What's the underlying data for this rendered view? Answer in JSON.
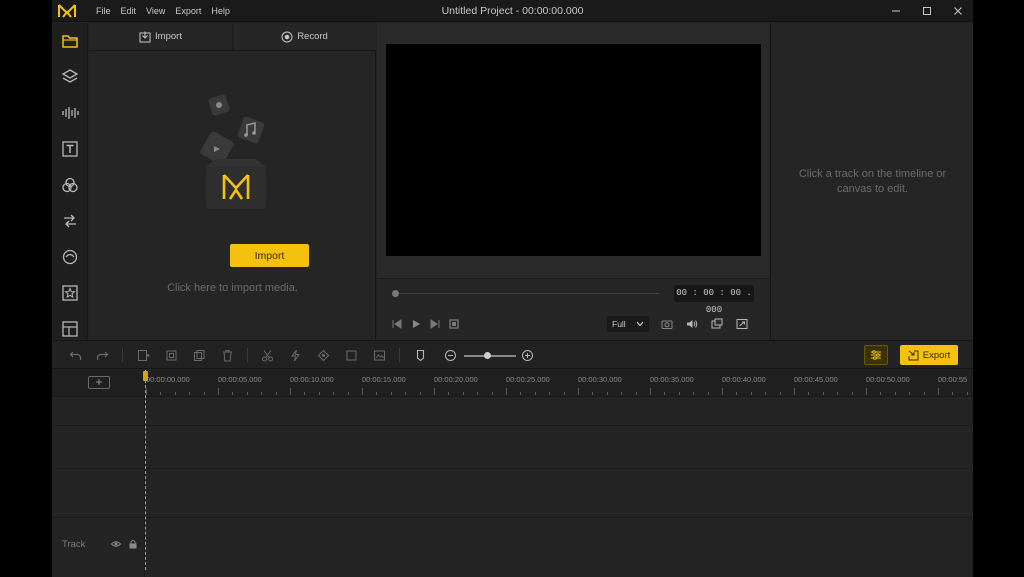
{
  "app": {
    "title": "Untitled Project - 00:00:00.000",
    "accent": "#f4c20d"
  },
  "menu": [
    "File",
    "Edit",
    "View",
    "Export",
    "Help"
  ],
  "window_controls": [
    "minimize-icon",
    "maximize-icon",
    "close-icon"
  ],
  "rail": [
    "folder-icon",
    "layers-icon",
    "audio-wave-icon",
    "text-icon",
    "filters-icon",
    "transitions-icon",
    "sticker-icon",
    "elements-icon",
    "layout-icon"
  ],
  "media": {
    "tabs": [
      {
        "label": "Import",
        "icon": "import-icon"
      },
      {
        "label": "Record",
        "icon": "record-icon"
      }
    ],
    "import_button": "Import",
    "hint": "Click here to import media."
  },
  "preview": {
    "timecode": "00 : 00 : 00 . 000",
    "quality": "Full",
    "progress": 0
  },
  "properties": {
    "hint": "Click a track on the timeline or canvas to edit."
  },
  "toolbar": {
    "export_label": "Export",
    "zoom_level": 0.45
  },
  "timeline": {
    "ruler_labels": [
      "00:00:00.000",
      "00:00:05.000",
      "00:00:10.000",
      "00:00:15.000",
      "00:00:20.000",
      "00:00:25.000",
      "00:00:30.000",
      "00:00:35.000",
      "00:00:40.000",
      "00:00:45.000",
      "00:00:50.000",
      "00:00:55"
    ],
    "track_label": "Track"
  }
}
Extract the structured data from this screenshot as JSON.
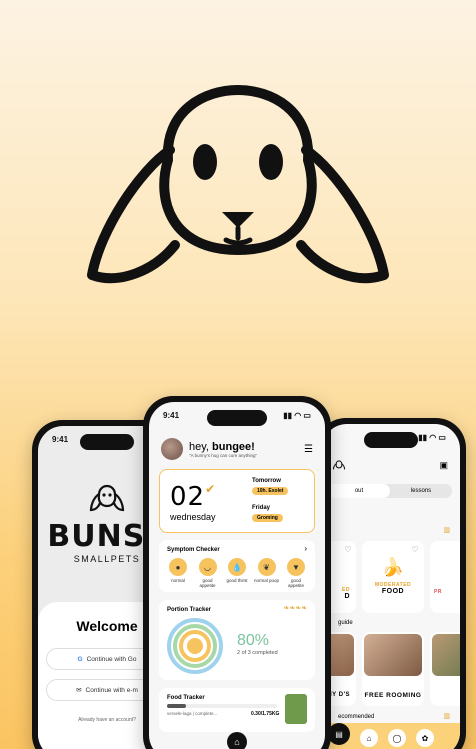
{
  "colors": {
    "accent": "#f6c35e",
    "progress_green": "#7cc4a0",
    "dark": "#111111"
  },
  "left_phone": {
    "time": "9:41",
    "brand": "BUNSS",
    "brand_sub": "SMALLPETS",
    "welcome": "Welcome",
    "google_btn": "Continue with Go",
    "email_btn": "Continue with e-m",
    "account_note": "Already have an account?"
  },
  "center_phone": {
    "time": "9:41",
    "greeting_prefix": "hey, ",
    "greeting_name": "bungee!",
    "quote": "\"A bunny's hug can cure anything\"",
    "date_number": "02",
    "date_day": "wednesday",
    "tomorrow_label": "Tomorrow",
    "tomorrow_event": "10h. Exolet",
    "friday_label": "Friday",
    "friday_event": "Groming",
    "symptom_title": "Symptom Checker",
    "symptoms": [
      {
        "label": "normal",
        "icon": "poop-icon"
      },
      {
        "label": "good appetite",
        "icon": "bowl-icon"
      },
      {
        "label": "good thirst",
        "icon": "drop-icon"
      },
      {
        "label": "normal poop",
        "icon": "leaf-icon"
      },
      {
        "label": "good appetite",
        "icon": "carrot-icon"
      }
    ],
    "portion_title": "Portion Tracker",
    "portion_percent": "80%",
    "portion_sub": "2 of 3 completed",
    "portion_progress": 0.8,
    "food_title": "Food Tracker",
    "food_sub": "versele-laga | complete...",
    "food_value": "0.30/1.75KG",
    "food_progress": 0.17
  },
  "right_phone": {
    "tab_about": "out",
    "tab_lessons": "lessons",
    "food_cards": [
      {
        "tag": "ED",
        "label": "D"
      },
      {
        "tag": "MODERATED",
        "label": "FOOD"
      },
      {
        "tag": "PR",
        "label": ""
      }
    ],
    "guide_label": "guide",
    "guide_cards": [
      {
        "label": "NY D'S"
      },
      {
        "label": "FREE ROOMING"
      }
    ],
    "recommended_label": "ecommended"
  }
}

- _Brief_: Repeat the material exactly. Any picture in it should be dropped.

- _Solution for this problem_:
What's the underlying data for this rendered view? Answer in JSON.
{
  "app": {
    "title": "Untitled Project - 00:00:00.000",
    "accent": "#f4c20d"
  },
  "menu": [
    "File",
    "Edit",
    "View",
    "Export",
    "Help"
  ],
  "window_controls": [
    "minimize-icon",
    "maximize-icon",
    "close-icon"
  ],
  "rail": [
    "folder-icon",
    "layers-icon",
    "audio-wave-icon",
    "text-icon",
    "filters-icon",
    "transitions-icon",
    "sticker-icon",
    "elements-icon",
    "layout-icon"
  ],
  "media": {
    "tabs": [
      {
        "label": "Import",
        "icon": "import-icon"
      },
      {
        "label": "Record",
        "icon": "record-icon"
      }
    ],
    "import_button": "Import",
    "hint": "Click here to import media."
  },
  "preview": {
    "timecode": "00 : 00 : 00 . 000",
    "quality": "Full",
    "progress": 0
  },
  "properties": {
    "hint": "Click a track on the timeline or canvas to edit."
  },
  "toolbar": {
    "export_label": "Export",
    "zoom_level": 0.45
  },
  "timeline": {
    "ruler_labels": [
      "00:00:00.000",
      "00:00:05.000",
      "00:00:10.000",
      "00:00:15.000",
      "00:00:20.000",
      "00:00:25.000",
      "00:00:30.000",
      "00:00:35.000",
      "00:00:40.000",
      "00:00:45.000",
      "00:00:50.000",
      "00:00:55"
    ],
    "track_label": "Track"
  }
}
Extract the structured data from this screenshot as JSON.
{
  "colors": {
    "accent": "#f6c35e",
    "progress_green": "#7cc4a0",
    "dark": "#111111"
  },
  "left_phone": {
    "time": "9:41",
    "brand": "BUNSS",
    "brand_sub": "SMALLPETS",
    "welcome": "Welcome",
    "google_btn": "Continue with Go",
    "email_btn": "Continue with e-m",
    "account_note": "Already have an account?"
  },
  "center_phone": {
    "time": "9:41",
    "greeting_prefix": "hey, ",
    "greeting_name": "bungee!",
    "quote": "\"A bunny's hug can cure anything\"",
    "date_number": "02",
    "date_day": "wednesday",
    "tomorrow_label": "Tomorrow",
    "tomorrow_event": "10h. Exolet",
    "friday_label": "Friday",
    "friday_event": "Groming",
    "symptom_title": "Symptom Checker",
    "symptoms": [
      {
        "label": "normal",
        "icon": "poop-icon"
      },
      {
        "label": "good appetite",
        "icon": "bowl-icon"
      },
      {
        "label": "good thirst",
        "icon": "drop-icon"
      },
      {
        "label": "normal poop",
        "icon": "leaf-icon"
      },
      {
        "label": "good appetite",
        "icon": "carrot-icon"
      }
    ],
    "portion_title": "Portion Tracker",
    "portion_percent": "80%",
    "portion_sub": "2 of 3 completed",
    "portion_progress": 0.8,
    "food_title": "Food Tracker",
    "food_sub": "versele-laga | complete...",
    "food_value": "0.30/1.75KG",
    "food_progress": 0.17
  },
  "right_phone": {
    "tab_about": "out",
    "tab_lessons": "lessons",
    "food_cards": [
      {
        "tag": "ED",
        "label": "D"
      },
      {
        "tag": "MODERATED",
        "label": "FOOD"
      },
      {
        "tag": "PR",
        "label": ""
      }
    ],
    "guide_label": "guide",
    "guide_cards": [
      {
        "label": "NY D'S"
      },
      {
        "label": "FREE ROOMING"
      }
    ],
    "recommended_label": "ecommended"
  }
}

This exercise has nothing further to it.